DATA FOR ANALYSIS>
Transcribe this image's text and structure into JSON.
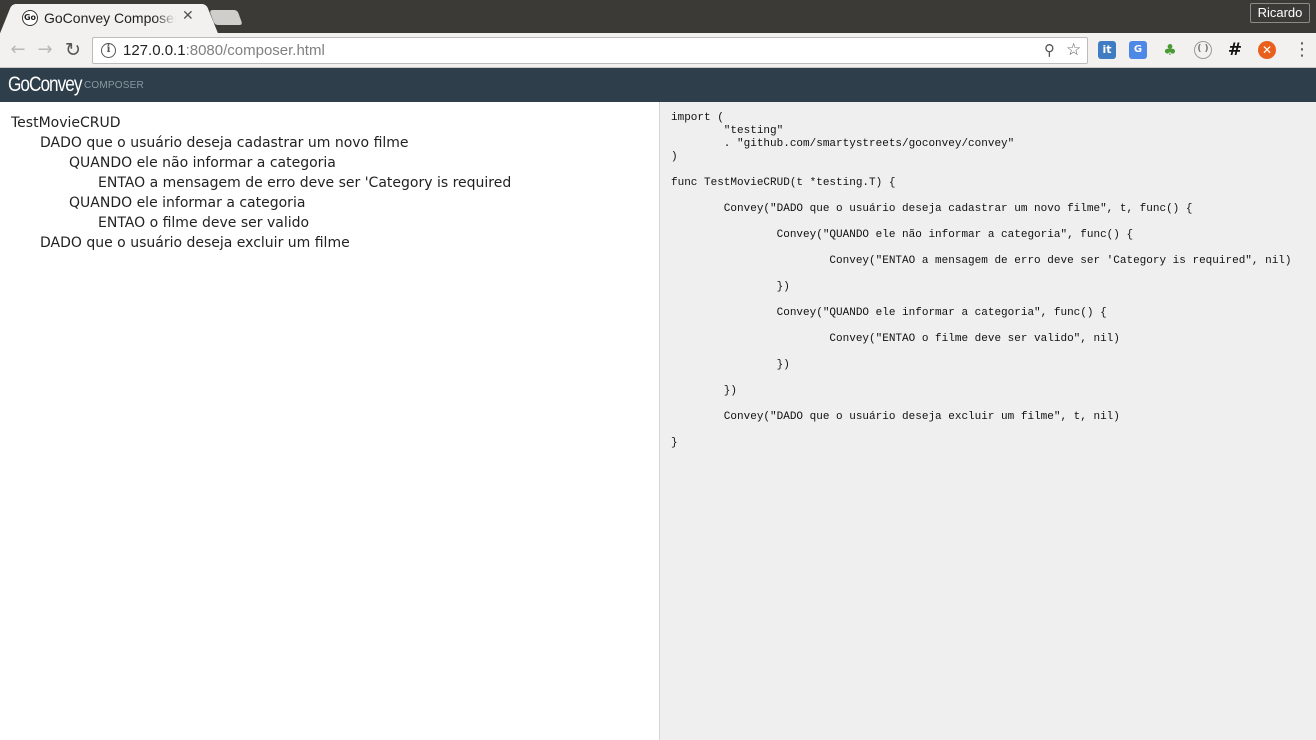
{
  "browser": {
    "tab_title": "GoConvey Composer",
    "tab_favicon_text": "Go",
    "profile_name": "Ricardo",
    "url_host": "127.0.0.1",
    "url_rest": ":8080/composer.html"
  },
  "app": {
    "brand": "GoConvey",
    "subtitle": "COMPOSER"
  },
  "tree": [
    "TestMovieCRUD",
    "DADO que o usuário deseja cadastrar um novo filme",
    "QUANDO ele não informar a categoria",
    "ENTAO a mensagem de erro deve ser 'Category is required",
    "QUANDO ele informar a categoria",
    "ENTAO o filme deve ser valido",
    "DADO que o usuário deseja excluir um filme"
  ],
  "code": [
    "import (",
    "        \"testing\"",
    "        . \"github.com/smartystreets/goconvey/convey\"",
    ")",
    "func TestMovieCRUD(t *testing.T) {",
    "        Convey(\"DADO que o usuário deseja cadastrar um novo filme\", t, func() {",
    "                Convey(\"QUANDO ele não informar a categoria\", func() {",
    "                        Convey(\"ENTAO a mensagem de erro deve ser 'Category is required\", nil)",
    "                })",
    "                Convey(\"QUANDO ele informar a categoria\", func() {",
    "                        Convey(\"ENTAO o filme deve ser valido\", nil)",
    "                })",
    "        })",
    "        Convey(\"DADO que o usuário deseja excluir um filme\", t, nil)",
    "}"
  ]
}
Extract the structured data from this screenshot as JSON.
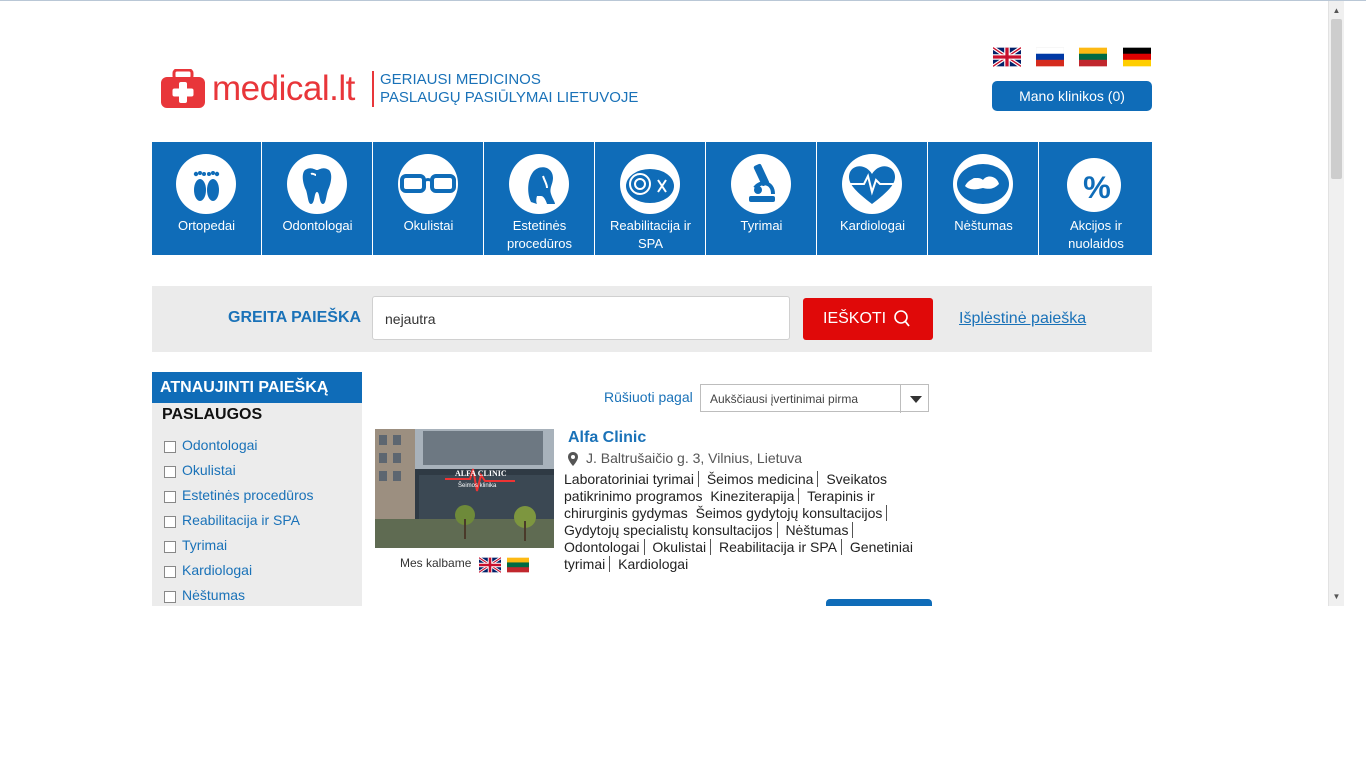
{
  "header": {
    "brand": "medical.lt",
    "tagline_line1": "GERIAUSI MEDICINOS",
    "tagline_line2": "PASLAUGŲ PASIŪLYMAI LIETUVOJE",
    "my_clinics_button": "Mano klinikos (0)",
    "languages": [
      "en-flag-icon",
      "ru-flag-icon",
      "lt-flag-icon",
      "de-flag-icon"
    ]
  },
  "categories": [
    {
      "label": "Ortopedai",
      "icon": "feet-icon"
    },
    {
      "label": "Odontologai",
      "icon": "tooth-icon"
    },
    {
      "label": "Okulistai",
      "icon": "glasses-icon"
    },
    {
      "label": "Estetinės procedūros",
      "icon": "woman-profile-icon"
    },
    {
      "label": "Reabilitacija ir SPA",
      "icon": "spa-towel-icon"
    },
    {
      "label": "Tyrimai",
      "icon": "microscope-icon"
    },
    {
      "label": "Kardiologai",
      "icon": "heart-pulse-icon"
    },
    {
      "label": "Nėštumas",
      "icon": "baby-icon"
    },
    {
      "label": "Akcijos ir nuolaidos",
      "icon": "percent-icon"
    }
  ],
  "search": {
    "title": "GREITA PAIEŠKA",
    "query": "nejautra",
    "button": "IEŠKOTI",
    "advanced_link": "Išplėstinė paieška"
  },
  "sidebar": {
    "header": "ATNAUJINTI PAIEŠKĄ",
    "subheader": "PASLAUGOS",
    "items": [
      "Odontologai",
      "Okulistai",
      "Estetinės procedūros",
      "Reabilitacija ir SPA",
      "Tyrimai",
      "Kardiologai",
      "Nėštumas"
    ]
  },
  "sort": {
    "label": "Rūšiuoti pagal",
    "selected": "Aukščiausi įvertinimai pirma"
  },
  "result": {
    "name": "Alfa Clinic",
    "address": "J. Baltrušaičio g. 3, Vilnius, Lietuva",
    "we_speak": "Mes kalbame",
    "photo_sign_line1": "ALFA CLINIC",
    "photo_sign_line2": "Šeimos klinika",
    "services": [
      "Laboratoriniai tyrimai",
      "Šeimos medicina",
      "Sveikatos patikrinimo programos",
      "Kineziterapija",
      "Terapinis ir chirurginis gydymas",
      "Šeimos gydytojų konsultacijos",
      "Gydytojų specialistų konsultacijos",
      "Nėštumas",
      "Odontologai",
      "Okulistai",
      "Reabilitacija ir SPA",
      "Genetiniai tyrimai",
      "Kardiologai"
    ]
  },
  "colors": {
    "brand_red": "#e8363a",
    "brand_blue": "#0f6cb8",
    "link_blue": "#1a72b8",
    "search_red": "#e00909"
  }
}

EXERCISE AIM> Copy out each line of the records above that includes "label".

ANSWER FOR THIS EXERCISE>
      "label": "Ortopedai",
      "label": "Odontologai",
      "label": "Okulistai",
      "label": "Estetinės procedūros",
      "label": "Reabilitacija ir SPA",
      "label": "Tyrimai",
      "label": "Kardiologai",
      "label": "Nėštumas",
      "label": "Akcijos ir nuolaidos",
    "label": "Rūšiuoti pagal",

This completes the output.